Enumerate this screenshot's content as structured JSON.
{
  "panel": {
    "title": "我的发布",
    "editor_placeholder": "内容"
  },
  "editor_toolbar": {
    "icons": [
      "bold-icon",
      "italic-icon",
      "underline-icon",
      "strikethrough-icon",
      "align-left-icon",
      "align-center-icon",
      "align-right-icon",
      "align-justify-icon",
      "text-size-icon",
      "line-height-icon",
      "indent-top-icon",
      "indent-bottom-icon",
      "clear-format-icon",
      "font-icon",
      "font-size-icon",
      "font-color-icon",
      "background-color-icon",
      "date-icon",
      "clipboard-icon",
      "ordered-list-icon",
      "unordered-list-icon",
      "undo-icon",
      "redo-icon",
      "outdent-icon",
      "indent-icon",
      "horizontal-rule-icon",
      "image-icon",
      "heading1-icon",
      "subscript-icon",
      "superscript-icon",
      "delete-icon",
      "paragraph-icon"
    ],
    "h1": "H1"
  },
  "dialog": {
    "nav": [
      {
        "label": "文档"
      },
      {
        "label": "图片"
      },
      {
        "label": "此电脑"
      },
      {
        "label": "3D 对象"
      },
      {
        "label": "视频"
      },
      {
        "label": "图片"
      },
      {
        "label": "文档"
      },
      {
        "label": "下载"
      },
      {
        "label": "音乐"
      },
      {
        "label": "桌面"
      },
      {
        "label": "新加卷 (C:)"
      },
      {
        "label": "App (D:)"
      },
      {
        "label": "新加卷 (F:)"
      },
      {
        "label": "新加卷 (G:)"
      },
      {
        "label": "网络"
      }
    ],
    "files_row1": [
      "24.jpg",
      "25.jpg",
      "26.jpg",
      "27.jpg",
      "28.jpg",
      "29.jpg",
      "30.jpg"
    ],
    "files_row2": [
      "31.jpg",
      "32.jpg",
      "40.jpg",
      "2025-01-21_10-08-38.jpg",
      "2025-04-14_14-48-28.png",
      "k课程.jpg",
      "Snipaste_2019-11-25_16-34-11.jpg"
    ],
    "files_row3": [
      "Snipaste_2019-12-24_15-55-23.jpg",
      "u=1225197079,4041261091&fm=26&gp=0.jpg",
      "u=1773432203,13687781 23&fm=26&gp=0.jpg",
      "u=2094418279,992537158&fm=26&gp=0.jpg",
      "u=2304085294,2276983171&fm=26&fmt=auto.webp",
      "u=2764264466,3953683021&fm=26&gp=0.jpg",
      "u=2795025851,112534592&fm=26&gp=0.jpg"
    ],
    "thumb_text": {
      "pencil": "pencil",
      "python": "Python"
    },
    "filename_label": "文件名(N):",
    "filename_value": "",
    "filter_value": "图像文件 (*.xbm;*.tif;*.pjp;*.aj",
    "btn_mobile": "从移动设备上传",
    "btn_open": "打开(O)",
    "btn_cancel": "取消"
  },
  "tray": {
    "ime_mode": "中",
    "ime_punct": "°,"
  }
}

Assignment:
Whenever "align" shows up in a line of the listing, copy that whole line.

Worked solution:
      "align-left-icon",
      "align-center-icon",
      "align-right-icon",
      "align-justify-icon",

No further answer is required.